Some may argue that the
London gangster flick is getting a little tired. I’ll argue that it’s not when the film-makers deliver a fresh and original take on the genre. Ben Drewe AKA Plan B takes a good crack at doing just that.
Ill Manors tells the interweaving tales of a group of dealers, addicts, prostitutes and their johns. Set on the mean streets of
East London against a backdrop of Olympic regeneration. It’s an ensemble piece but the lead, if there is one, is Aaron (Riz Ahmed) - one of the few in the film who actually has a conscience. He tries to do the right thing within a series of bad situations. The film is crammed with ugly scenarios containing much realistic violence. The scenarios played out reek of authenticity and were undoubtedly inspired by real life events, thus making them all the more sinister and even made me feel a little uncomfortable about living in the same city. It shows the vicious cycle that violence, for example, begets violence.
There is a mixture of professional and non-professional actors and it works. I believe the non-actors raise their game due to acting opposite pros, and their authenticity rubs off on the actors. Although visually he stays well behind the camera, audio-wise Ben Drewe is at the forefront. As “Narrator” he tells the story. Or rather raps it. This edges the film into the brilliantly unsettling realms of fairytale. (Albeit a dark and twisted fairytale set in contemporary
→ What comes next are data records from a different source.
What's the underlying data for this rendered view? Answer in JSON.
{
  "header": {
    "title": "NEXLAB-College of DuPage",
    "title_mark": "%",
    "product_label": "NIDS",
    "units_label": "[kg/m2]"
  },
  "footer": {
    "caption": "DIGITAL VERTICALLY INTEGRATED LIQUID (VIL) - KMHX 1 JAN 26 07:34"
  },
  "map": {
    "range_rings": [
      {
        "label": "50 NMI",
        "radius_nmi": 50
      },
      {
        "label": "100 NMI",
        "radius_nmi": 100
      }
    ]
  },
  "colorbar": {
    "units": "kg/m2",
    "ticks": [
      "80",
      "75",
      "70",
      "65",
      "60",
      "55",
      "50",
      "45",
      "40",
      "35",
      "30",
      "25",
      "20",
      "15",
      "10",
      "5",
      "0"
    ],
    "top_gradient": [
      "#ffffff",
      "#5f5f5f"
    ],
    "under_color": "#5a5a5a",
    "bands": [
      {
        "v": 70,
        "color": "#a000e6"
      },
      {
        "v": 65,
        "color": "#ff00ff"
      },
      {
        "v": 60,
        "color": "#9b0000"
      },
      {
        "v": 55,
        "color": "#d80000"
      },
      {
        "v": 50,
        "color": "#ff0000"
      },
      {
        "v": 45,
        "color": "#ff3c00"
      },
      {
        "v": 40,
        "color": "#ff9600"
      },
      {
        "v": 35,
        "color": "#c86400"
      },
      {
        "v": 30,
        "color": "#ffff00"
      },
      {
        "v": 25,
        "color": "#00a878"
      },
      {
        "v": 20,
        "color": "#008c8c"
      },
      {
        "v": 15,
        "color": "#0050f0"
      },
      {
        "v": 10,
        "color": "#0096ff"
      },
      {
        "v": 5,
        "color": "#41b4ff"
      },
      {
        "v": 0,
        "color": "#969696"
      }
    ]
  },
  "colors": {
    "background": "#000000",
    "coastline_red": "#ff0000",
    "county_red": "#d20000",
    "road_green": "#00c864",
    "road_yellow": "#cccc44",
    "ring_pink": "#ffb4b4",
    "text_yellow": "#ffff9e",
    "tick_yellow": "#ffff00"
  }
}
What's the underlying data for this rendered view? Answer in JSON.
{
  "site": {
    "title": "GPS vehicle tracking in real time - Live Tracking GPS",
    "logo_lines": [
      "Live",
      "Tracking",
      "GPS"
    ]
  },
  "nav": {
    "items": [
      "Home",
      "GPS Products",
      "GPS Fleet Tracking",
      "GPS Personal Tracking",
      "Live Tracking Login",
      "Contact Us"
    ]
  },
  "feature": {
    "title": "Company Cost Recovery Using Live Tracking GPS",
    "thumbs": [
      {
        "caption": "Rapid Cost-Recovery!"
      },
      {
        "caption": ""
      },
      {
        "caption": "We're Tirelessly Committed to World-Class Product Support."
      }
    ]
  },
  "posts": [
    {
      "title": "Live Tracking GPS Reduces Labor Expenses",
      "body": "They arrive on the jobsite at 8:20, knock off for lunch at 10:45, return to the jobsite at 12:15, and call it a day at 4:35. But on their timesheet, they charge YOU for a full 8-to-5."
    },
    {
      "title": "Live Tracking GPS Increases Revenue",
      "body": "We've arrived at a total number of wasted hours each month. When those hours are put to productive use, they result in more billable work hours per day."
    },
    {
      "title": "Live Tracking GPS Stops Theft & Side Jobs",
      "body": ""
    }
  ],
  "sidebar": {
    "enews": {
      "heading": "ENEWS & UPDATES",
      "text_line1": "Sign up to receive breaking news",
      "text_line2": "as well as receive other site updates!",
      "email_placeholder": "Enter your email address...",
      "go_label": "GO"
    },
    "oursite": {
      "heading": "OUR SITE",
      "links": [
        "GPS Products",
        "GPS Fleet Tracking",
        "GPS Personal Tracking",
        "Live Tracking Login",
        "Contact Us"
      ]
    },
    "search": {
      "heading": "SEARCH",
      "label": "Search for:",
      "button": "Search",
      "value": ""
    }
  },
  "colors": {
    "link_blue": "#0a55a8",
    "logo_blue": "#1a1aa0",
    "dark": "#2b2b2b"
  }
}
East London.) It’s an odd dichotomy though because, essentially, the film stays firmly rooted in reality. The musical narration is the strongest part of the film for me. It’s a bold idea and works brilliantly. In the musical interludes Plan B packs in exposition and back story to the characters. It could have gone so wrong too. Whether you like his vocals or not you can’t deny that it works as an effective narrative device. Not only does it maintain the film’s street credentials it adds to them. Eschewing too much visual flourish, Drewe occasionally employs the decidedly lo-fi option of phone footage. It’s a device that works and is wholly relevant as gang members film parties just as casually as they film violence.
It’s a little lop-sided. The first half of the film packs in swathes of action and information but then the tempo is slowed right down. The musical narration disappears in the second half. As a result it degenerates into something more conventional and unfortunately a little less interesting. Still, there are shocks aplenty that equally comment on (as quoted), “David Cameron’s Broken Britain” as well as providing visceral thrills.